The chassis battery is charged when the vehicle engine is running. This allows the alternator to charge the battery. Be sure not to leave the vehicle’s lights, radio, or any other components on when the vehicle is not running as it will drain this battery.
There are two methods of charging the auxiliary (house) battery:
1. DC Converter: The DC power converter will charge the house battery when plugged into 120-volt AC service. Common sources of 120v service are generators or “shore power” provided by a campground. In order for the 120v AC service to charge the auxiliary battery, the main breaker and the 15-amp converter breaker must be in the ON position.
2. Solar: Ensure mode is set to FLOODED (PRESS B TO CHANGE). Your campervan is equipped with a 170-watt solar panel or 190-watt solar panel on some models. The solar panel is meant to trickle charge the battery when camping “off-grid” and not connected to shore power.
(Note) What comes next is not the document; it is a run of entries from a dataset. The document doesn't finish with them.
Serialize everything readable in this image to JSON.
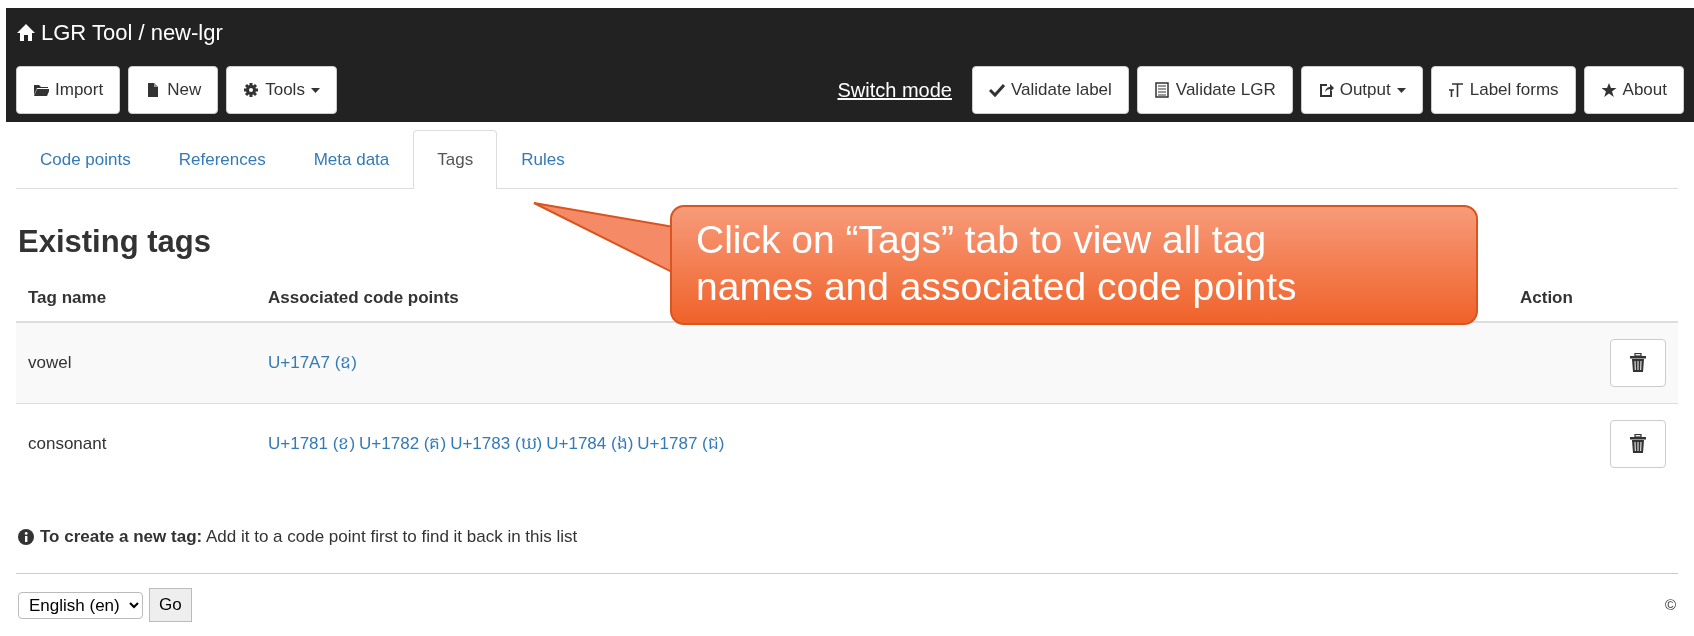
{
  "header": {
    "title": "LGR Tool / new-lgr",
    "left_buttons": [
      {
        "label": "Import",
        "dropdown": false
      },
      {
        "label": "New",
        "dropdown": false
      },
      {
        "label": "Tools",
        "dropdown": true
      }
    ],
    "switch_mode": "Switch mode",
    "right_buttons": [
      {
        "label": "Validate label",
        "dropdown": false
      },
      {
        "label": "Validate LGR",
        "dropdown": false
      },
      {
        "label": "Output",
        "dropdown": true
      },
      {
        "label": "Label forms",
        "dropdown": false
      },
      {
        "label": "About",
        "dropdown": false
      }
    ]
  },
  "tabs": [
    {
      "label": "Code points",
      "selected": false
    },
    {
      "label": "References",
      "selected": false
    },
    {
      "label": "Meta data",
      "selected": false
    },
    {
      "label": "Tags",
      "selected": true
    },
    {
      "label": "Rules",
      "selected": false
    }
  ],
  "heading": "Existing tags",
  "table": {
    "columns": [
      "Tag name",
      "Associated code points",
      "Action"
    ],
    "rows": [
      {
        "name": "vowel",
        "code_points": [
          "U+17A7 (ឧ)"
        ]
      },
      {
        "name": "consonant",
        "code_points": [
          "U+1781 (ខ)",
          "U+1782 (គ)",
          "U+1783 (ឃ)",
          "U+1784 (ង)",
          "U+1787 (ជ)"
        ]
      }
    ]
  },
  "note": "**To create a new tag:** Add it to a code point first to find it back in this list",
  "footer": {
    "language": "English (en)",
    "go": "Go",
    "copyright": "©"
  },
  "callout": "Click on “Tags” tab to view all tag names and associated code points"
}
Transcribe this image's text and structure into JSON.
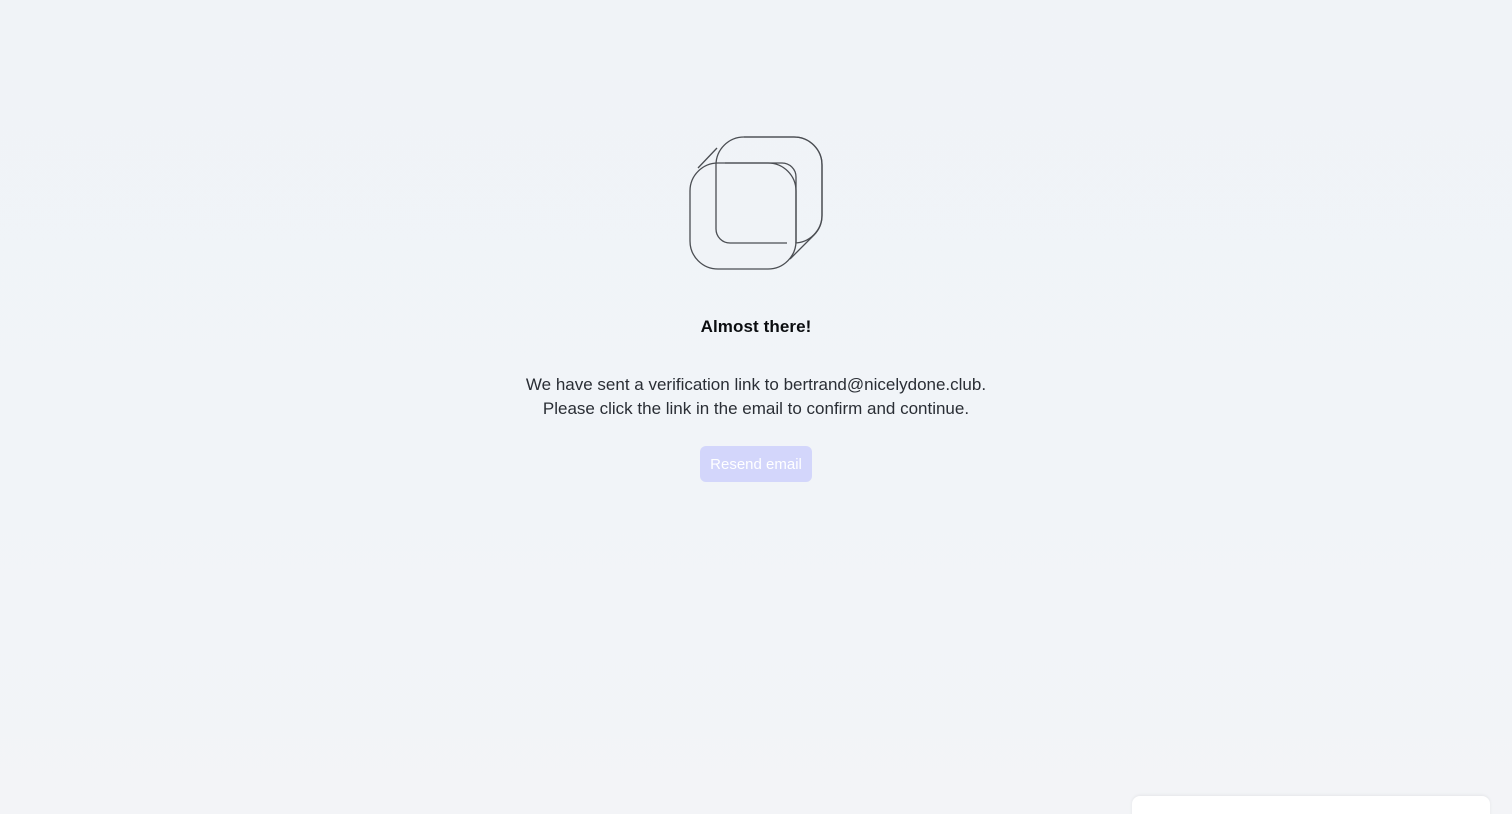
{
  "logo": {
    "icon": "app-logo-icon"
  },
  "heading": "Almost there!",
  "message": {
    "line1": "We have sent a verification link to bertrand@nicelydone.club.",
    "line2": "Please click the link in the email to confirm and continue."
  },
  "resend_button": {
    "label": "Resend email",
    "state": "disabled",
    "color": "#d3d6fb"
  }
}
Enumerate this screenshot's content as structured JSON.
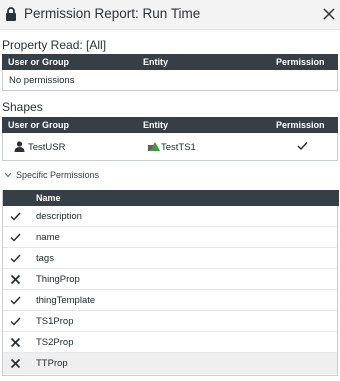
{
  "window": {
    "title": "Permission Report: Run Time",
    "title_icon": "lock-icon",
    "close_icon": "close-icon"
  },
  "property_read": {
    "label": "Property Read: [All]",
    "columns": [
      "User or Group",
      "Entity",
      "Permission"
    ],
    "empty_text": "No permissions"
  },
  "shapes": {
    "label": "Shapes",
    "columns": [
      "User or Group",
      "Entity",
      "Permission"
    ],
    "rows": [
      {
        "user": "TestUSR",
        "user_icon": "user-icon",
        "entity": "TestTS1",
        "entity_icon": "thing-shape-icon",
        "permission": "check-icon"
      }
    ]
  },
  "specific_permissions": {
    "label": "Specific Permissions",
    "expanded": true,
    "column": "Name",
    "rows": [
      {
        "name": "description",
        "allowed": true
      },
      {
        "name": "name",
        "allowed": true
      },
      {
        "name": "tags",
        "allowed": true
      },
      {
        "name": "ThingProp",
        "allowed": false
      },
      {
        "name": "thingTemplate",
        "allowed": true
      },
      {
        "name": "TS1Prop",
        "allowed": true
      },
      {
        "name": "TS2Prop",
        "allowed": false
      },
      {
        "name": "TTProp",
        "allowed": false
      }
    ]
  },
  "colors": {
    "header_bg": "#363f45",
    "title_bg": "#f3f3f3",
    "shape_green": "#3f9a3a",
    "shape_gray": "#5a6268"
  }
}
The solar panel will automatically charge the battery when exposed to sunlight on a clear day. The solar panel is not meant to “run” any appliances.
The LCD digital display shows solar array charge current, system battery voltage and battery capacity. The solar controller will regulate the charging of the battery. Once the battery is at 100%, the solar controller will prevent overcharging by limiting the current flowing into the batteries from your solar panel.
If the LCD digital display is blank, the auxiliary battery does not hold sufficient charge for the display to work, plug the vehicle into shore power to recharge the auxiliary battery.
CHARGING PERSONAL ELECTRONICS
Charging cell phones or other personal electronics can be done using the USB ports in the 120v outlets. However, you must be plugged into shore power for these outlets to work. You may also use the USB port located on the solar controller as this is connected directly to the house battery providing constant 12v power.